*Action item*
Look through the data for the string "preview". Copy every line where it is found.

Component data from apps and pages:

#####

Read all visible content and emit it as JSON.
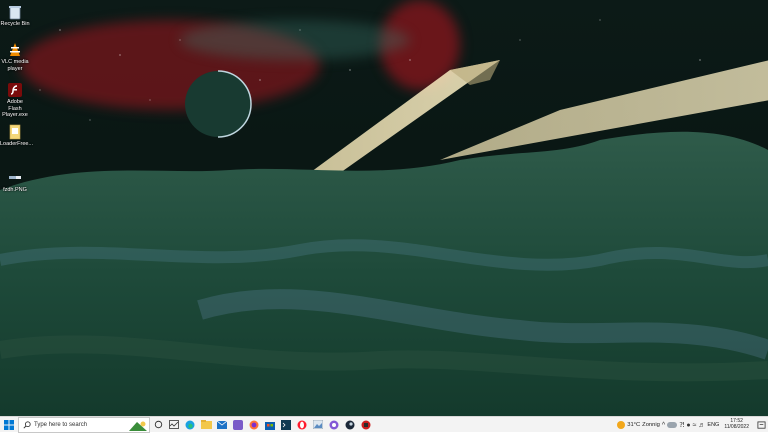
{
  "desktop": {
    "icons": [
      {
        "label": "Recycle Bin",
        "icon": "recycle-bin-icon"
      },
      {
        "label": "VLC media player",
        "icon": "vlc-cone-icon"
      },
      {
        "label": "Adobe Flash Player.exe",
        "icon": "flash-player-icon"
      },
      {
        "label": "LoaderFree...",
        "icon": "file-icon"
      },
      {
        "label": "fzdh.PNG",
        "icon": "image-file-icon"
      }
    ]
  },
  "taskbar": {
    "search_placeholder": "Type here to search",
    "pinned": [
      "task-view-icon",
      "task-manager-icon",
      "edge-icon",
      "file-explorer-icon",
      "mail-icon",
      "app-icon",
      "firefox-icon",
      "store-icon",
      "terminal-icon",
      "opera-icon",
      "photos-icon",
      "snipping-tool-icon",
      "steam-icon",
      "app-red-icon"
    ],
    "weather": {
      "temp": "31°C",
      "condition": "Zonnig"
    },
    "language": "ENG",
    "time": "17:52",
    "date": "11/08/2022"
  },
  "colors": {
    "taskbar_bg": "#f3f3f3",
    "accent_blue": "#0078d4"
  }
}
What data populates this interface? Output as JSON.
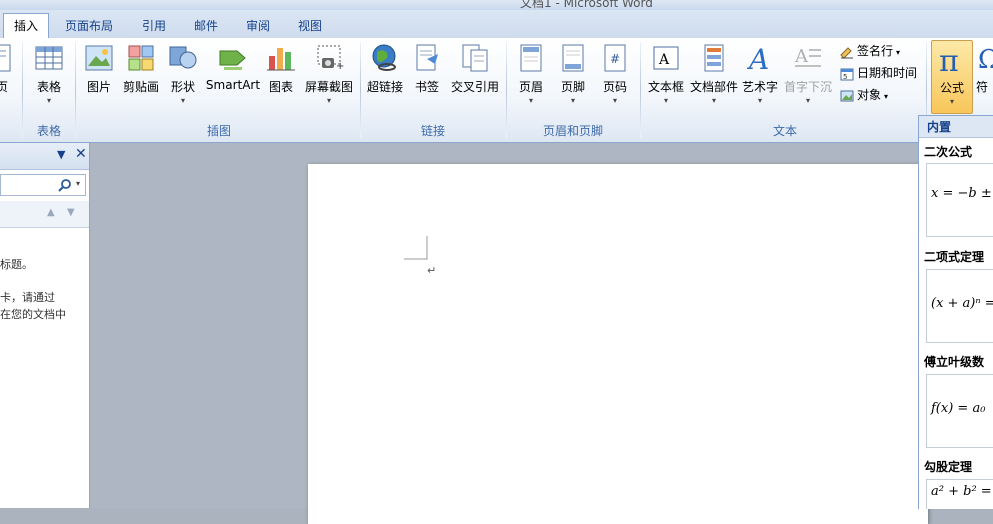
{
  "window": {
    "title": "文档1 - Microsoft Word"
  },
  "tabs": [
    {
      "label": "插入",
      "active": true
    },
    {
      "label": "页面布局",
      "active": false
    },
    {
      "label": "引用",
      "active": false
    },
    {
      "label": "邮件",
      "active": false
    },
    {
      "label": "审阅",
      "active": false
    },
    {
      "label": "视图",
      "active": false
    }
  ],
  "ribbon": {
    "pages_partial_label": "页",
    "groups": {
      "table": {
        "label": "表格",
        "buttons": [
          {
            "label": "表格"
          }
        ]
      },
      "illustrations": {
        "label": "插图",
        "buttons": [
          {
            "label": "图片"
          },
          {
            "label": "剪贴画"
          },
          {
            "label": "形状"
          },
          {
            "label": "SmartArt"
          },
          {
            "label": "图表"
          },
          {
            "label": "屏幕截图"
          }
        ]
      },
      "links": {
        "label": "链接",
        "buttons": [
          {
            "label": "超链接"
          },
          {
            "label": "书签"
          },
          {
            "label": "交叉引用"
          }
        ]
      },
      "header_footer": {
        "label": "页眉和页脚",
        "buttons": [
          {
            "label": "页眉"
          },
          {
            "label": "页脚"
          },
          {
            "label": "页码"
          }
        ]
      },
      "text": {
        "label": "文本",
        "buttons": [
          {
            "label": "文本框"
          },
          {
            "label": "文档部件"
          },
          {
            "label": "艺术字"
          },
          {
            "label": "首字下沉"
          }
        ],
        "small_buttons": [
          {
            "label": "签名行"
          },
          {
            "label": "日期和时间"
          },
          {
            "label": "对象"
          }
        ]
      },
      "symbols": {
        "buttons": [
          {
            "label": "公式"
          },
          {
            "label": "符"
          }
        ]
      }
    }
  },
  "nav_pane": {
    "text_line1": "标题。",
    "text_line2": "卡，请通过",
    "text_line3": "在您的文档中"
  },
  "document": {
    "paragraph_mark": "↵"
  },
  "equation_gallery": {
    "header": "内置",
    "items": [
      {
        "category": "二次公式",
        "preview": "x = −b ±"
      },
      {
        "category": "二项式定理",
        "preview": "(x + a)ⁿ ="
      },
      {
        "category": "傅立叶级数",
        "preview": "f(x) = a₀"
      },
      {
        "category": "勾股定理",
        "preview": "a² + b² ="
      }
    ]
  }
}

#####

*Answer for the task*
        "preview": "x = −b ±"
        "preview": "(x + a)ⁿ ="
        "preview": "f(x) = a₀"
        "preview": "a² + b² ="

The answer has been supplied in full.